- Dataset extract -
■ ■ ■ ■ ■ ■ ■

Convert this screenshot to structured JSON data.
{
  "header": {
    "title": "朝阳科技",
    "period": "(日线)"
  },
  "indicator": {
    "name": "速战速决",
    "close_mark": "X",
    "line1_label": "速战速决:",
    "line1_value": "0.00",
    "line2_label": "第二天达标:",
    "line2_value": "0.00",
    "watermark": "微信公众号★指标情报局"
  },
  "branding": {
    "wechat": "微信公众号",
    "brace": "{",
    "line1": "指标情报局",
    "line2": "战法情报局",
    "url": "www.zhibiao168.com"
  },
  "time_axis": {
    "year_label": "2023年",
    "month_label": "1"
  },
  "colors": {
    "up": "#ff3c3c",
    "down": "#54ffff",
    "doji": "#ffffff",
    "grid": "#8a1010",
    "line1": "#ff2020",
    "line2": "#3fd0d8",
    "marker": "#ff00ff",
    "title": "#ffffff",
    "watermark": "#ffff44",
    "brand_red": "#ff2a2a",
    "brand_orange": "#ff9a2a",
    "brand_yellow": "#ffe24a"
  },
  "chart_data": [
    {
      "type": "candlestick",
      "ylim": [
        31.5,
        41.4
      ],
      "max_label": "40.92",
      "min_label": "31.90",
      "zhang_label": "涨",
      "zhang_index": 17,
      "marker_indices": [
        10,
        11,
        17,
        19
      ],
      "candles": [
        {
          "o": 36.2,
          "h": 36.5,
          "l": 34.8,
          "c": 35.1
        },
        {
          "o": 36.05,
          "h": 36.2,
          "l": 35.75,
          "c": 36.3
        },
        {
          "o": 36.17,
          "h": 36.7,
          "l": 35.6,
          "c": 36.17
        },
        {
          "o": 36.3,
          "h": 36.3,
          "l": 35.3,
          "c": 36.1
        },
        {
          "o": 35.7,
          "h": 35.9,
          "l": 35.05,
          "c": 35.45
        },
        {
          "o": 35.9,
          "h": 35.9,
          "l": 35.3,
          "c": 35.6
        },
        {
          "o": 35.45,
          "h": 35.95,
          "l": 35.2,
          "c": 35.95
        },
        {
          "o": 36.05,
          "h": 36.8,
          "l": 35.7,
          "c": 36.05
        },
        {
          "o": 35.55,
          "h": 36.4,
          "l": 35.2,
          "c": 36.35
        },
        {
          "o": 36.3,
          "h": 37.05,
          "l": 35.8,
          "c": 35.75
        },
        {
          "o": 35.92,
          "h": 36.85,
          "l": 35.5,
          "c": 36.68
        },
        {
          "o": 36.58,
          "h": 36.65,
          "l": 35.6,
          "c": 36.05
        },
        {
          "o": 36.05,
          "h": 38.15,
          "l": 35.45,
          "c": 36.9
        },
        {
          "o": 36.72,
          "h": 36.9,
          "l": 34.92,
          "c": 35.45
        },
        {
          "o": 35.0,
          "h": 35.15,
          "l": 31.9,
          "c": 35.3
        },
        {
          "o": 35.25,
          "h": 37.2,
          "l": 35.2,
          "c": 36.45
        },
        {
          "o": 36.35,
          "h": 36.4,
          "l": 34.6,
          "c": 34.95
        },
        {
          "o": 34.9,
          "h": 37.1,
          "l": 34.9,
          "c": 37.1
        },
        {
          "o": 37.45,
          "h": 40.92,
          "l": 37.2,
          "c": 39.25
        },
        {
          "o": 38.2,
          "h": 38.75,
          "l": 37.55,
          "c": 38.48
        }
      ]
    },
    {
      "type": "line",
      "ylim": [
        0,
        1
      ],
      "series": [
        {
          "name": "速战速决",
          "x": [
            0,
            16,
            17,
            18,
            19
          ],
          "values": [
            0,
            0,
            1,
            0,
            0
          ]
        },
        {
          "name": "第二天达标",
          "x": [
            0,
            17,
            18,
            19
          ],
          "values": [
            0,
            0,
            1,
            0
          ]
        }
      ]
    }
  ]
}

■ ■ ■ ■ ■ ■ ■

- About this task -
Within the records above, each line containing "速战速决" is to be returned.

- Solved problem -
    "name": "速战速决",
    "line1_label": "速战速决:",
          "name": "速战速决",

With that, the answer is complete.